What does this mean for city planners? For a long time in the U.S., cars have so dominated public spaces that we’ve mostly focused on parking and roads. We forget that companies lobbied for the car — they hadn’t always dominated public spaces, and now cities around the world are steadily pushing back. With new mobility options come new corporate alliances.
“San Francisco has more than 250,000 on-street parking spaces for ‘dockless’ cars, so why does the addition of a few thousand dockless scooters spark such a heated debate?” says Roelof Botha, who is also an investor in Bird.
Parking for small shared EVs is just the start. What about the impact of last-mile options on public transit usage? Lyft’s “friends with transit” policy could be viewed cynically as a way to win favor with regulators, but last-mile trends are also playing out with smaller on-demand vehicles. In Germany, DB figured out the relationship between bikes and transit more than 10 years ago with the first dockless shared bikes, and the massive bike parking infrastructure connected to Dutch transit.

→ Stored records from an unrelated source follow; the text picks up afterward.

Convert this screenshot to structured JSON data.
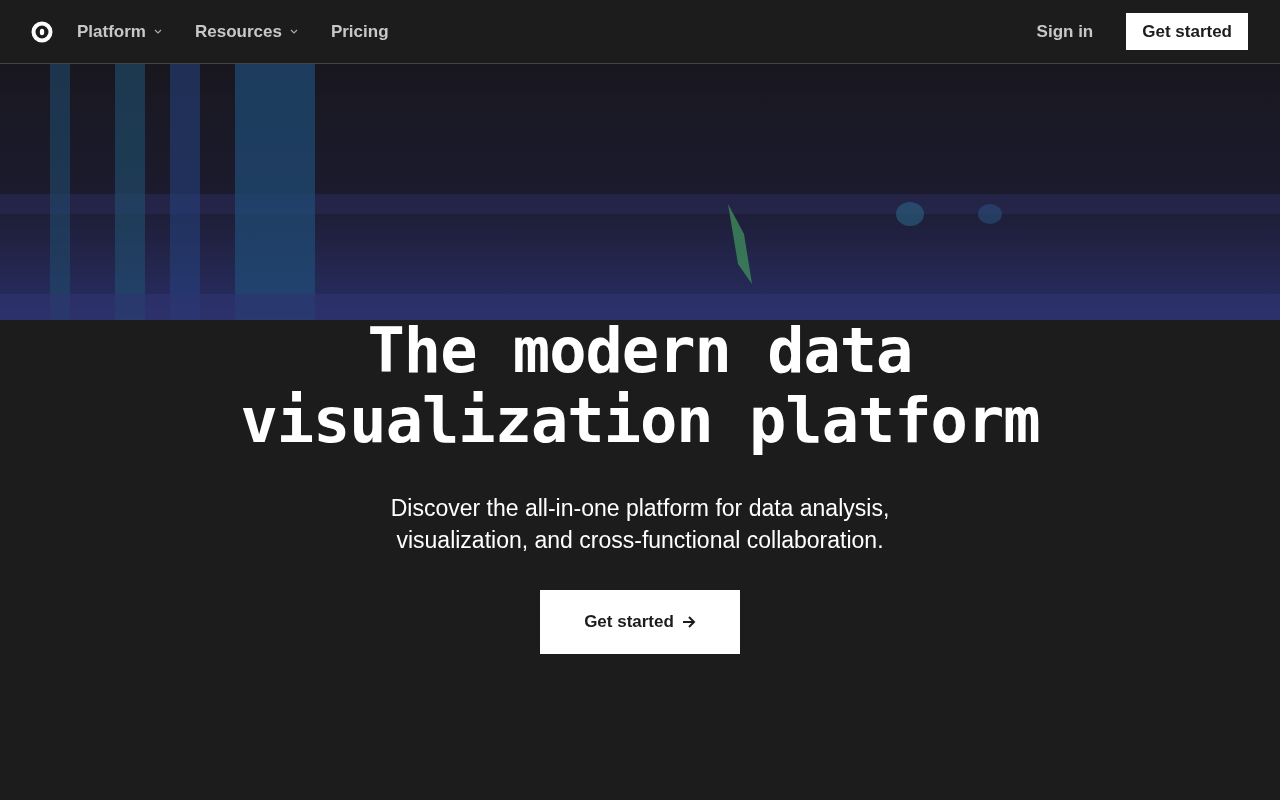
{
  "nav": {
    "items": [
      {
        "label": "Platform",
        "dropdown": true
      },
      {
        "label": "Resources",
        "dropdown": true
      },
      {
        "label": "Pricing",
        "dropdown": false
      }
    ],
    "sign_in": "Sign in",
    "cta": "Get started"
  },
  "hero": {
    "background": {
      "kind": "picture"
    },
    "title_lines": [
      "The modern data",
      "visualization platform"
    ],
    "subtitle_lines": [
      "Discover the all-in-one platform for data analysis,",
      "visualization, and cross-functional collaboration."
    ],
    "button": "Get started"
  }
}
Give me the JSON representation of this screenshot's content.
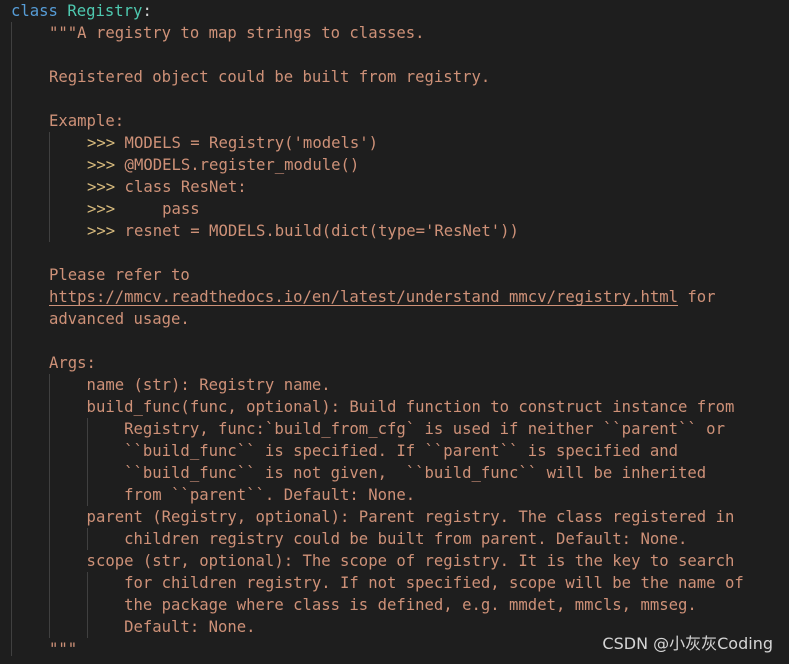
{
  "code": {
    "class_keyword": "class",
    "class_name": "Registry",
    "class_colon": ":",
    "lines": [
      "\"\"\"A registry to map strings to classes.",
      "",
      "Registered object could be built from registry.",
      "",
      "Example:",
      "",
      "",
      "",
      "",
      "",
      "",
      "Please refer to",
      "",
      "advanced usage.",
      "",
      "Args:",
      "    name (str): Registry name.",
      "    build_func(func, optional): Build function to construct instance from",
      "        Registry, func:`build_from_cfg` is used if neither ``parent`` or",
      "        ``build_func`` is specified. If ``parent`` is specified and",
      "        ``build_func`` is not given,  ``build_func`` will be inherited",
      "        from ``parent``. Default: None.",
      "    parent (Registry, optional): Parent registry. The class registered in",
      "        children registry could be built from parent. Default: None.",
      "    scope (str, optional): The scope of registry. It is the key to search",
      "        for children registry. If not specified, scope will be the name of",
      "        the package where class is defined, e.g. mmdet, mmcls, mmseg.",
      "        Default: None.",
      "\"\"\""
    ],
    "examples": [
      {
        "prompt": ">>>",
        "code": " MODELS = Registry('models')"
      },
      {
        "prompt": ">>>",
        "code": " @MODELS.register_module()"
      },
      {
        "prompt": ">>>",
        "code": " class ResNet:"
      },
      {
        "prompt": ">>>",
        "code": "     pass"
      },
      {
        "prompt": ">>>",
        "code": " resnet = MODELS.build(dict(type='ResNet'))"
      }
    ],
    "url": "https://mmcv.readthedocs.io/en/latest/understand_mmcv/registry.html",
    "url_suffix": " for"
  },
  "watermark": "CSDN @小灰灰Coding",
  "colors": {
    "background": "#1e1e1e",
    "string": "#ce9178",
    "keyword": "#569cd6",
    "class_name": "#4ec9b0",
    "prompt": "#d7ba7d"
  }
}
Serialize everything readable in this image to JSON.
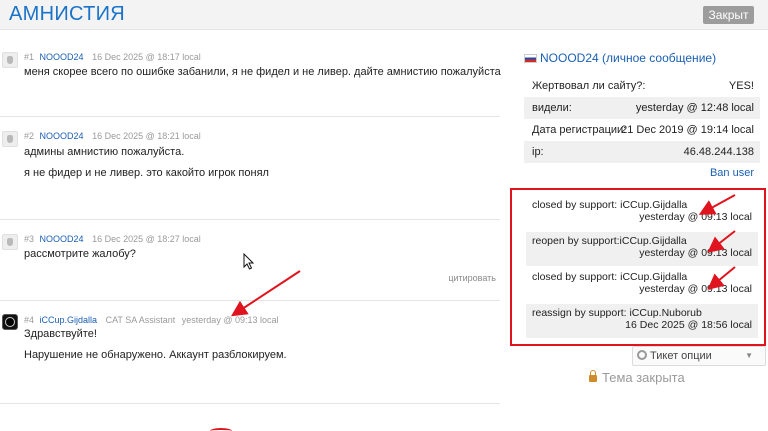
{
  "header": {
    "title": "АМНИСТИЯ",
    "status_badge": "Закрыт"
  },
  "posts": [
    {
      "number": "#1",
      "author": "NOOOD24",
      "role": "",
      "time": "16 Dec 2025 @ 18:17 local",
      "lines": [
        "меня скорее всего по ошибке забанили, я не фидел и не ливер. дайте амнистию пожалуйста"
      ]
    },
    {
      "number": "#2",
      "author": "NOOOD24",
      "role": "",
      "time": "16 Dec 2025 @ 18:21 local",
      "lines": [
        "админы амнистию пожалуйста.",
        "я не фидер и не ливер. это какойто игрок понял"
      ]
    },
    {
      "number": "#3",
      "author": "NOOOD24",
      "role": "",
      "time": "16 Dec 2025 @ 18:27 local",
      "lines": [
        "рассмотрите жалобу?"
      ],
      "quote_label": "цитировать"
    },
    {
      "number": "#4",
      "author": "iCCup.Gijdalla",
      "role": "CAT SA Assistant",
      "time": "yesterday @ 09:13 local",
      "lines": [
        "Здравствуйте!",
        "Нарушение не обнаружено. Аккаунт разблокируем."
      ]
    }
  ],
  "sidebar": {
    "user": {
      "name": "NOOOD24",
      "pm_label": "(личное сообщение)"
    },
    "info": [
      {
        "label": "Жертвовал ли сайту?:",
        "value": "YES!"
      },
      {
        "label": "видели:",
        "value": "yesterday @ 12:48 local"
      },
      {
        "label": "Дата регистрации:",
        "value": "21 Dec 2019 @ 19:14 local"
      },
      {
        "label": "ip:",
        "value": "46.48.244.138"
      }
    ],
    "ban_label": "Ban user",
    "log": [
      {
        "action": "closed by support: iCCup.Gijdalla",
        "time": "yesterday @ 09:13 local"
      },
      {
        "action": "reopen by support:iCCup.Gijdalla",
        "time": "yesterday @ 09:13 local"
      },
      {
        "action": "closed by support: iCCup.Gijdalla",
        "time": "yesterday @ 09:13 local"
      },
      {
        "action": "reassign by support: iCCup.Nuborub",
        "time": "16 Dec 2025 @ 18:56 local"
      }
    ],
    "ticket_options_label": "Тикет опции",
    "closed_label": "Тема закрыта"
  },
  "colors": {
    "accent": "#1a73c9",
    "link": "#1a5fb4",
    "annotation": "#e0141e",
    "badge": "#9c9c9c"
  }
}
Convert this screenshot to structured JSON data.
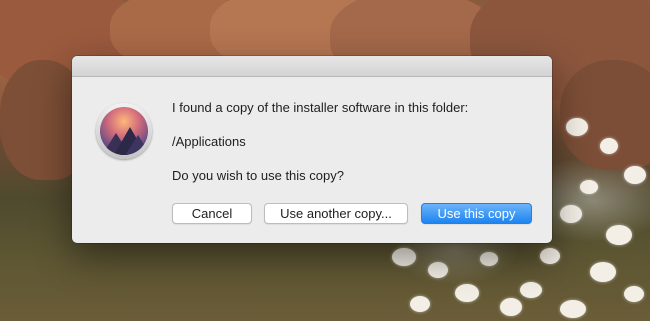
{
  "dialog": {
    "message": "I found a copy of the installer software in this folder:",
    "path": "/Applications",
    "question": "Do you wish to use this copy?",
    "icon": "macos-installer-icon",
    "buttons": {
      "cancel": "Cancel",
      "other": "Use another copy...",
      "primary": "Use this copy"
    }
  },
  "colors": {
    "primary_button": "#1d84f0",
    "dialog_background": "#ececec"
  }
}
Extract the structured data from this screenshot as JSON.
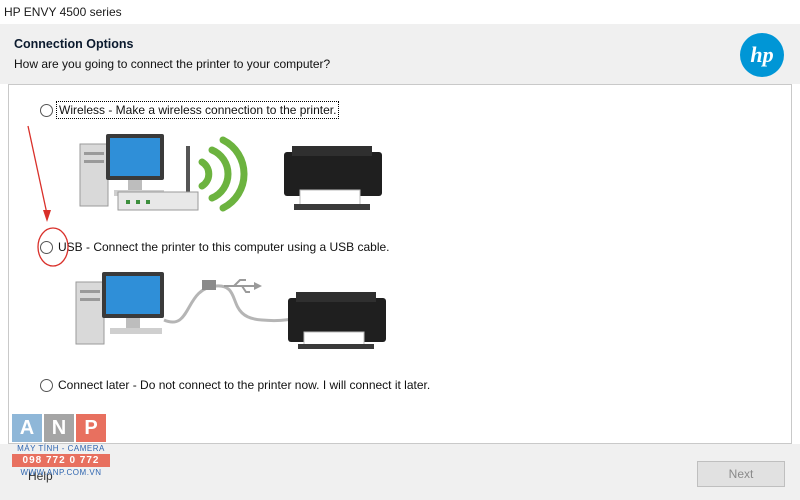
{
  "window": {
    "title": "HP ENVY 4500 series"
  },
  "header": {
    "title": "Connection Options",
    "subtitle": "How are you going to connect the printer to your computer?"
  },
  "options": [
    {
      "id": "wireless",
      "label": "Wireless - Make a wireless connection to the printer.",
      "selected": false
    },
    {
      "id": "usb",
      "label": "USB - Connect the printer to this computer using a USB cable.",
      "selected": false
    },
    {
      "id": "later",
      "label": "Connect later - Do not connect to the printer now. I will connect it later.",
      "selected": false
    }
  ],
  "footer": {
    "help_label": "Help",
    "next_label": "Next",
    "next_enabled": false
  },
  "watermark": {
    "letters": [
      "A",
      "N",
      "P"
    ],
    "tagline": "MÁY TÍNH - CAMERA",
    "phone": "098 772 0 772",
    "url": "WWW.ANP.COM.VN"
  },
  "logo": {
    "text": "hp"
  },
  "colors": {
    "hp_blue": "#0096d6",
    "annotation_red": "#d9302a",
    "wifi_green": "#6cb33f",
    "panel_gray": "#f0f0f0"
  }
}
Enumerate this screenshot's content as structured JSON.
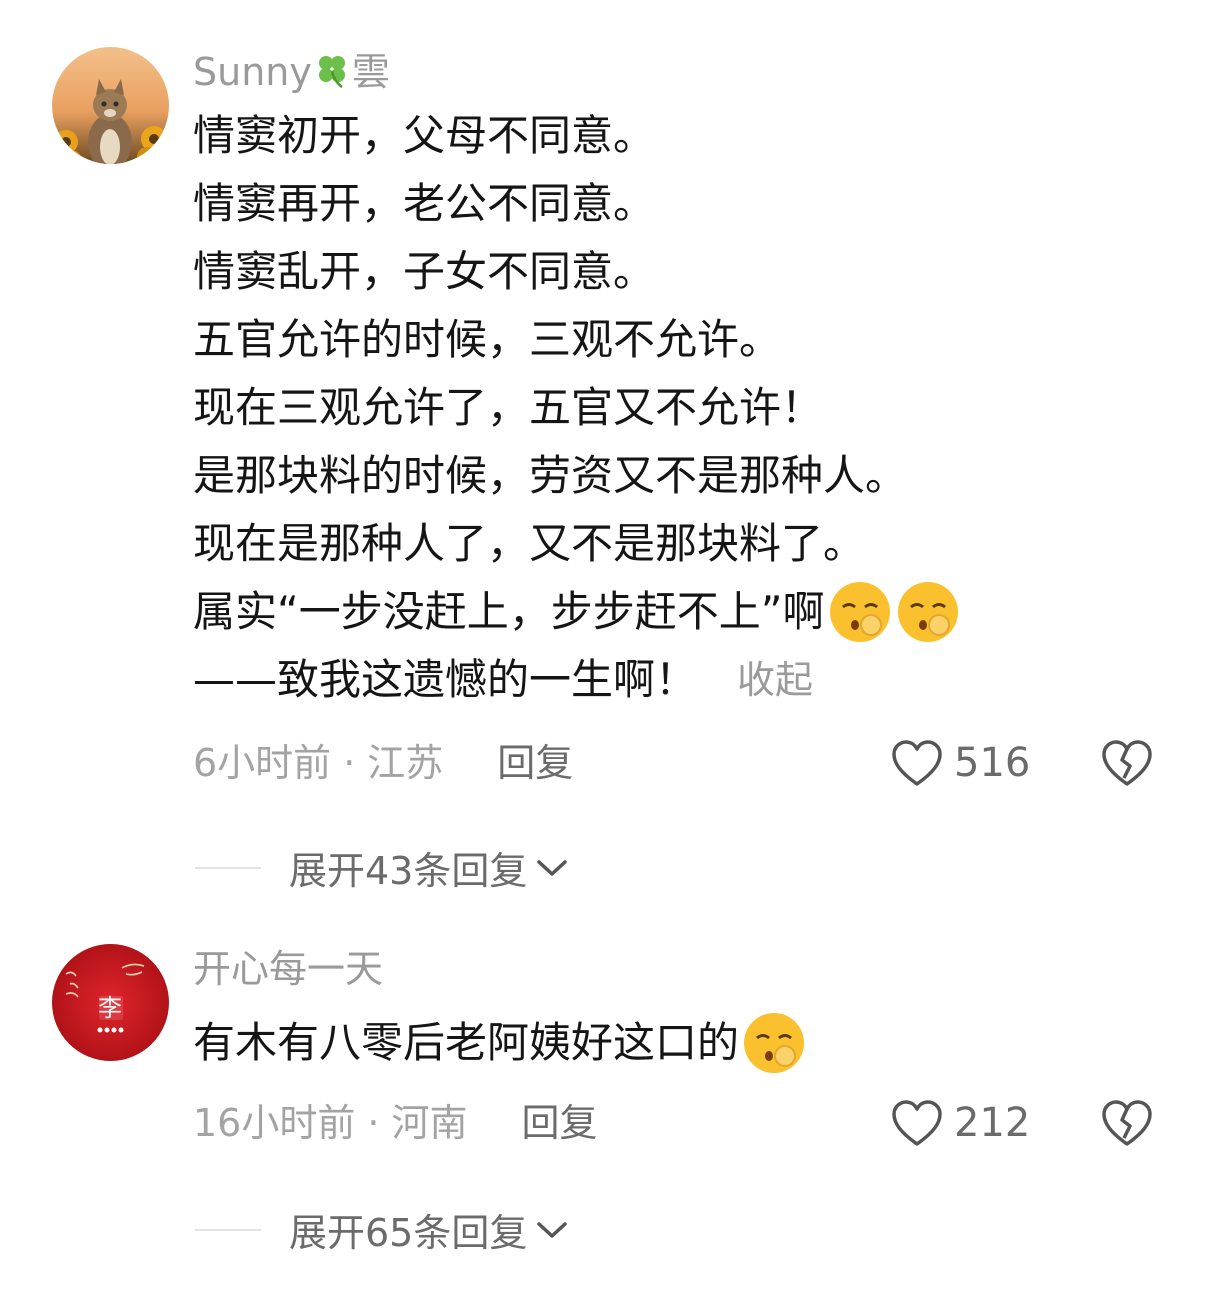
{
  "comments": [
    {
      "username": "Sunny",
      "username_emoji": "🍀",
      "username_suffix": "雲",
      "lines": [
        "情窦初开，父母不同意。",
        "情窦再开，老公不同意。",
        "情窦乱开，子女不同意。",
        "五官允许的时候，三观不允许。",
        "现在三观允许了，五官又不允许！",
        "是那块料的时候，劳资又不是那种人。",
        "现在是那种人了，又不是那块料了。",
        "属实“一步没赶上，步步赶不上”啊",
        "——致我这遗憾的一生啊！"
      ],
      "collapse_label": "收起",
      "time": "6小时前",
      "location": "江苏",
      "reply_label": "回复",
      "likes": "516",
      "expand_label": "展开43条回复"
    },
    {
      "username": "开心每一天",
      "avatar_text": "李",
      "lines": [
        "有木有八零后老阿姨好这口的"
      ],
      "time": "16小时前",
      "location": "河南",
      "reply_label": "回复",
      "likes": "212",
      "expand_label": "展开65条回复"
    }
  ],
  "separator": "·",
  "colors": {
    "secondary_text": "#9a9a9a",
    "action_text": "#6b6b6b",
    "avatar2_red": "#c8161d"
  }
}
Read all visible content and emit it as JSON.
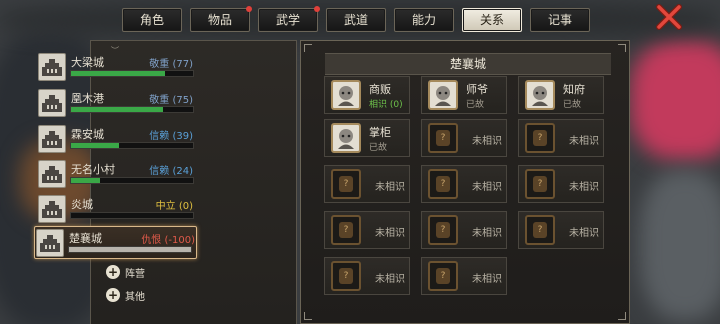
{
  "tabs": [
    {
      "label": "角色",
      "active": false,
      "badge": false
    },
    {
      "label": "物品",
      "active": false,
      "badge": true
    },
    {
      "label": "武学",
      "active": false,
      "badge": true
    },
    {
      "label": "武道",
      "active": false,
      "badge": false
    },
    {
      "label": "能力",
      "active": false,
      "badge": false
    },
    {
      "label": "关系",
      "active": true,
      "badge": false
    },
    {
      "label": "记事",
      "active": false,
      "badge": false
    }
  ],
  "close": {
    "icon": "close-x-icon",
    "color": "#e2473c"
  },
  "cities": [
    {
      "name": "大梁城",
      "status": "敬重 (77)",
      "status_color": "#7fa0c8",
      "bar": 0.77,
      "bar_color": "#3aa847",
      "selected": false
    },
    {
      "name": "凰木港",
      "status": "敬重 (75)",
      "status_color": "#7fa0c8",
      "bar": 0.75,
      "bar_color": "#3aa847",
      "selected": false
    },
    {
      "name": "霖安城",
      "status": "信赖 (39)",
      "status_color": "#5aa0d8",
      "bar": 0.39,
      "bar_color": "#3aa847",
      "selected": false
    },
    {
      "name": "无名小村",
      "status": "信赖 (24)",
      "status_color": "#5aa0d8",
      "bar": 0.24,
      "bar_color": "#3aa847",
      "selected": false
    },
    {
      "name": "炎城",
      "status": "中立 (0)",
      "status_color": "#e0c040",
      "bar": 0.0,
      "bar_color": "#3aa847",
      "selected": false
    },
    {
      "name": "楚襄城",
      "status": "仇恨 (-100)",
      "status_color": "#e05a4a",
      "bar": 1.0,
      "bar_color": "#b8b4ac",
      "selected": true
    }
  ],
  "groups": [
    {
      "label": "阵营"
    },
    {
      "label": "其他"
    }
  ],
  "panel_title": "楚襄城",
  "npcs": [
    {
      "name": "商贩",
      "status": "相识 (0)",
      "status_color": "#6cc04a",
      "known": true
    },
    {
      "name": "师爷",
      "status": "已故",
      "status_color": "#a29c8f",
      "known": true
    },
    {
      "name": "知府",
      "status": "已故",
      "status_color": "#a29c8f",
      "known": true
    },
    {
      "name": "掌柜",
      "status": "已故",
      "status_color": "#a29c8f",
      "known": true
    },
    {
      "unknown_label": "未相识",
      "known": false
    },
    {
      "unknown_label": "未相识",
      "known": false
    },
    {
      "unknown_label": "未相识",
      "known": false
    },
    {
      "unknown_label": "未相识",
      "known": false
    },
    {
      "unknown_label": "未相识",
      "known": false
    },
    {
      "unknown_label": "未相识",
      "known": false
    },
    {
      "unknown_label": "未相识",
      "known": false
    },
    {
      "unknown_label": "未相识",
      "known": false
    },
    {
      "unknown_label": "未相识",
      "known": false
    },
    {
      "unknown_label": "未相识",
      "known": false
    }
  ]
}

In the city most associated with car culture, you can now stop by any Metro station along the Expo Line in LA and see a growing number of bikes and scooters. Is this associated with an increase in transit usage? Is this another reason to sort out parking for small, last-mile vehicles? With more venture dollars in the mix, there are now strong alliances seeking to test new approaches.
Maybe we just forgot history
Just before cars finally took over most public spaces for transportation, there were more public transit options provided by some weirdly familiar looking vehicles. You can almost see how this 1922 Austro Motorette would eventually be given a seat to become the more familiar-looking Vespa.
There are some important differences now. Electric vehicles need new charging infrastructure, which has led to debates about who will pay for it. On the other hand, scooter-sharing companies have learned infrastructure doesn’t need to look like charging stations. Small vehicles can have their batteries swapped out (as with the scooter share Coup) or companies can offer incentives to people to take vehicles home to charge (and then return them). Electric vehicles will continue to drop in price as the main cost — batteries — become cheaper. Finally, shared vehicles have never been more available, and electric scooters are almost 100x cheaper than cars. What happens to behavior when availability is so high that it doesn’t require you to leave your block to find a vehicle?
Bad old assumptions
It seems inevitable that AVs will replace drivers at some point. While we wait for the takeover, there are some approaches we can take to improve safety. Unfortunately, some of these seem to have unintended negative consequences. Growing up I used to visit Zimbabwe, where speed bumps were called “sleeping policemen” because it was believed that they caused drivers to slow down and obey posted speed limits. But data from a recent NYU and Urban Us portfolio company, Dash, reveal that “drivers have a tendency to accelerate quickly after traffic calming infrastructure like speed bumps, which can lead to dangerous situations for pedestrians.” This is potentially a new issue as more drivers discover previously quieter streets via navigation apps and it should still force us to revisit how we try to manage drivers who are going too fast.
With NYC’s L train shutting down in 2019, people have started to plan their housing options and new commutes to and from Manhattan. The city has responded by saying they will add additional ferries and CitiBikes. But is there a way to add more options quickly? How might they fare in the winter? It’s hard to know, but the consequences go far beyond mobility to impact everything from restaurants to residential real estate.
Mobility ultimately has a lot of consequences for real estate. Are people going to live in smaller private spaces in exchange for better shared amenities? Will they use robotic furniture to get more from smaller spaces? What might cause homeowners to purchase backup power in the form of a home battery system? How will this impact the grid? Will people be OK sharing sidewalks with delivery robots?
With so many questions about how our behavior will change, we need to find better, faster ways to test new solutions. Maybe alongside departments of urban planning, we need departments of urban testing.